I have been loving your new projects. I wish I had more time to try them all. If you could make three wishes for the craft community, what would they be?
- That more consumers would appreciate quality over quantity and understand that there is so much more virtue in purchasing goods from the person who makes them—someone you can talk to and ask questions of and who will answer you—over purchasing goods from a huge faceless multi-national corporation.
- That people (and companies) would stop stealing original designs and passing them off as their own. Be original!
- That as the popularity of handmade and indie made goods does grow that we don’t lose the very essence of what makes us different as creative business people.

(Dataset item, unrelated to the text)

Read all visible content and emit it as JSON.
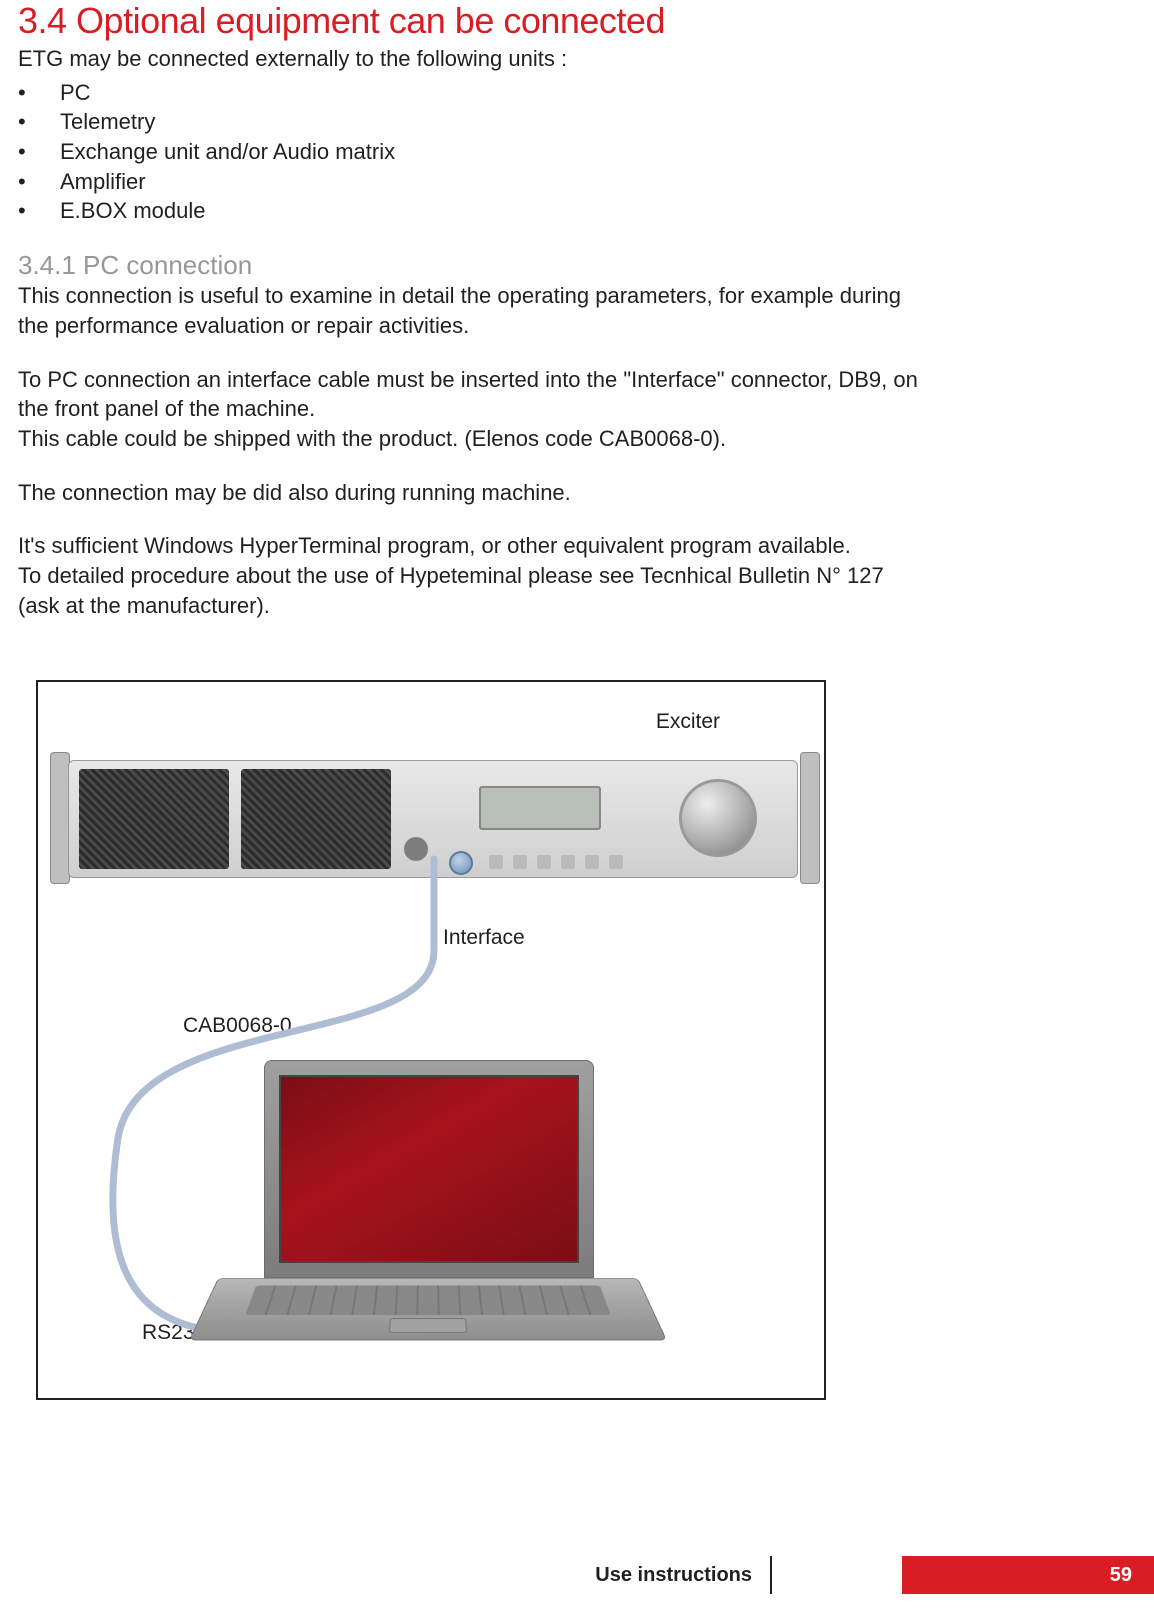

About the contributor: Jen Menkhaus has worked around craft for the last 16 years, from selling in galleries to doing display for Anthropologie, to working for Buyers Market of American Craft. Her craft business, The Littlest Bean, is her excuse for buying lots of craft supplies and playing with colors. She is a major craftaholic, a minor blogger, and team leader for the Baltimore Etsy Street Team. Jen lives in Baltimore with her ever-growing family of humans and pets, and way, way too much felt.